#### PROVIDED DATA ####

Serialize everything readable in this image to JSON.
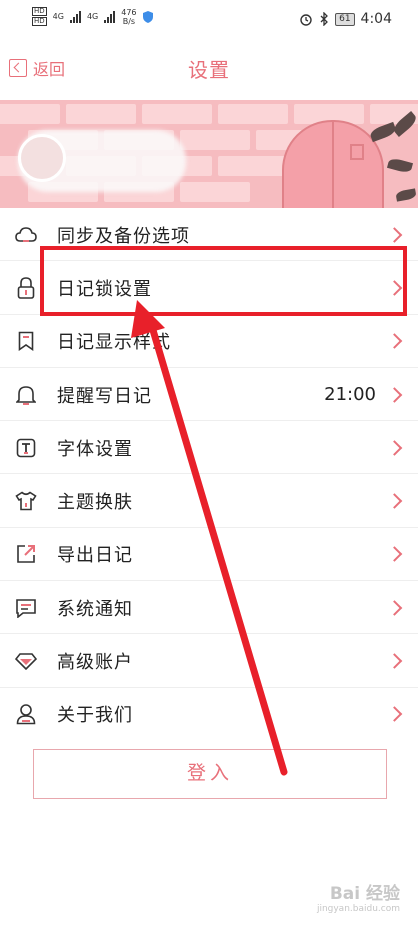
{
  "status_bar": {
    "hd_top": "HD",
    "hd_bottom": "HD",
    "net_a": "4G",
    "net_b": "4G",
    "speed_value": "476",
    "speed_unit": "B/s",
    "battery": "61",
    "time": "4:04"
  },
  "header": {
    "back_label": "返回",
    "title": "设置"
  },
  "menu": {
    "items": [
      {
        "label": "同步及备份选项",
        "icon": "cloud-icon"
      },
      {
        "label": "日记锁设置",
        "icon": "lock-icon"
      },
      {
        "label": "日记显示样式",
        "icon": "bookmark-icon"
      },
      {
        "label": "提醒写日记",
        "icon": "bell-icon",
        "value": "21:00"
      },
      {
        "label": "字体设置",
        "icon": "font-icon"
      },
      {
        "label": "主题换肤",
        "icon": "shirt-icon"
      },
      {
        "label": "导出日记",
        "icon": "export-icon"
      },
      {
        "label": "系统通知",
        "icon": "message-icon"
      },
      {
        "label": "高级账户",
        "icon": "diamond-icon"
      },
      {
        "label": "关于我们",
        "icon": "user-icon"
      }
    ]
  },
  "login_label": "登入",
  "colors": {
    "accent": "#e8707a",
    "highlight": "#e8202a"
  },
  "watermark": {
    "brand": "Bai 经验",
    "url": "jingyan.baidu.com"
  }
}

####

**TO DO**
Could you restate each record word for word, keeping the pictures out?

**EXERCISE RESPONSE**
Serialize everything readable in this image to JSON.
{
  "status_bar": {
    "hd_top": "HD",
    "hd_bottom": "HD",
    "net_a": "4G",
    "net_b": "4G",
    "speed_value": "476",
    "speed_unit": "B/s",
    "battery": "61",
    "time": "4:04"
  },
  "header": {
    "back_label": "返回",
    "title": "设置"
  },
  "menu": {
    "items": [
      {
        "label": "同步及备份选项",
        "icon": "cloud-icon"
      },
      {
        "label": "日记锁设置",
        "icon": "lock-icon"
      },
      {
        "label": "日记显示样式",
        "icon": "bookmark-icon"
      },
      {
        "label": "提醒写日记",
        "icon": "bell-icon",
        "value": "21:00"
      },
      {
        "label": "字体设置",
        "icon": "font-icon"
      },
      {
        "label": "主题换肤",
        "icon": "shirt-icon"
      },
      {
        "label": "导出日记",
        "icon": "export-icon"
      },
      {
        "label": "系统通知",
        "icon": "message-icon"
      },
      {
        "label": "高级账户",
        "icon": "diamond-icon"
      },
      {
        "label": "关于我们",
        "icon": "user-icon"
      }
    ]
  },
  "login_label": "登入",
  "colors": {
    "accent": "#e8707a",
    "highlight": "#e8202a"
  },
  "watermark": {
    "brand": "Bai 经验",
    "url": "jingyan.baidu.com"
  }
}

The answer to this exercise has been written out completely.